-- What is being asked --
I would like every line of the records below that contains the word "icon" copied.

-- Stored items --
────────────────────

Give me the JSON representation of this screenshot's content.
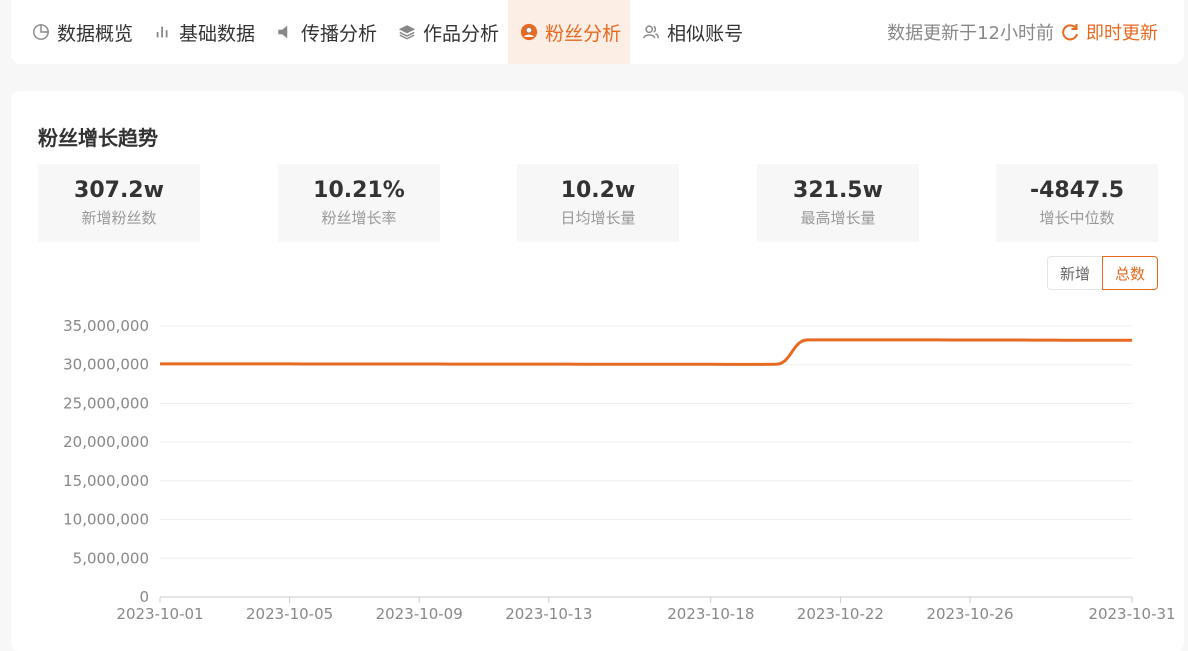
{
  "nav": {
    "tabs": [
      {
        "label": "数据概览",
        "icon": "pie-chart-icon"
      },
      {
        "label": "基础数据",
        "icon": "bar-chart-icon"
      },
      {
        "label": "传播分析",
        "icon": "speaker-icon"
      },
      {
        "label": "作品分析",
        "icon": "layers-icon"
      },
      {
        "label": "粉丝分析",
        "icon": "user-circle-icon",
        "active": true
      },
      {
        "label": "相似账号",
        "icon": "users-icon"
      }
    ],
    "update_text": "数据更新于12小时前",
    "refresh_label": "即时更新"
  },
  "section": {
    "title": "粉丝增长趋势",
    "stats": [
      {
        "value": "307.2w",
        "label": "新增粉丝数"
      },
      {
        "value": "10.21%",
        "label": "粉丝增长率"
      },
      {
        "value": "10.2w",
        "label": "日均增长量"
      },
      {
        "value": "321.5w",
        "label": "最高增长量"
      },
      {
        "value": "-4847.5",
        "label": "增长中位数"
      }
    ],
    "toggle": {
      "new_label": "新增",
      "total_label": "总数",
      "selected": "总数"
    }
  },
  "colors": {
    "accent": "#e8691f",
    "grid": "#eeeeee"
  },
  "chart_data": {
    "type": "line",
    "title": "",
    "xlabel": "",
    "ylabel": "",
    "ylim": [
      0,
      35000000
    ],
    "yticks": [
      0,
      5000000,
      10000000,
      15000000,
      20000000,
      25000000,
      30000000,
      35000000
    ],
    "ytick_labels": [
      "0",
      "5,000,000",
      "10,000,000",
      "15,000,000",
      "20,000,000",
      "25,000,000",
      "30,000,000",
      "35,000,000"
    ],
    "xtick_labels": [
      "2023-10-01",
      "2023-10-05",
      "2023-10-09",
      "2023-10-13",
      "2023-10-18",
      "2023-10-22",
      "2023-10-26",
      "2023-10-31"
    ],
    "grid": true,
    "series": [
      {
        "color": "#e8691f",
        "x": [
          "2023-10-01",
          "2023-10-02",
          "2023-10-03",
          "2023-10-04",
          "2023-10-05",
          "2023-10-06",
          "2023-10-07",
          "2023-10-08",
          "2023-10-09",
          "2023-10-10",
          "2023-10-11",
          "2023-10-12",
          "2023-10-13",
          "2023-10-14",
          "2023-10-15",
          "2023-10-16",
          "2023-10-17",
          "2023-10-18",
          "2023-10-19",
          "2023-10-20",
          "2023-10-21",
          "2023-10-22",
          "2023-10-23",
          "2023-10-24",
          "2023-10-25",
          "2023-10-26",
          "2023-10-27",
          "2023-10-28",
          "2023-10-29",
          "2023-10-30",
          "2023-10-31"
        ],
        "values": [
          30100000,
          30100000,
          30100000,
          30100000,
          30100000,
          30095000,
          30090000,
          30090000,
          30090000,
          30085000,
          30080000,
          30080000,
          30075000,
          30070000,
          30065000,
          30060000,
          30055000,
          30050000,
          30040000,
          30050000,
          33200000,
          33210000,
          33205000,
          33200000,
          33200000,
          33195000,
          33190000,
          33180000,
          33170000,
          33160000,
          33150000
        ]
      }
    ]
  }
}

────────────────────

-- Task result --
        "icon": "pie-chart-icon"
        "icon": "bar-chart-icon"
        "icon": "speaker-icon"
        "icon": "layers-icon"
        "icon": "user-circle-icon",
        "icon": "users-icon"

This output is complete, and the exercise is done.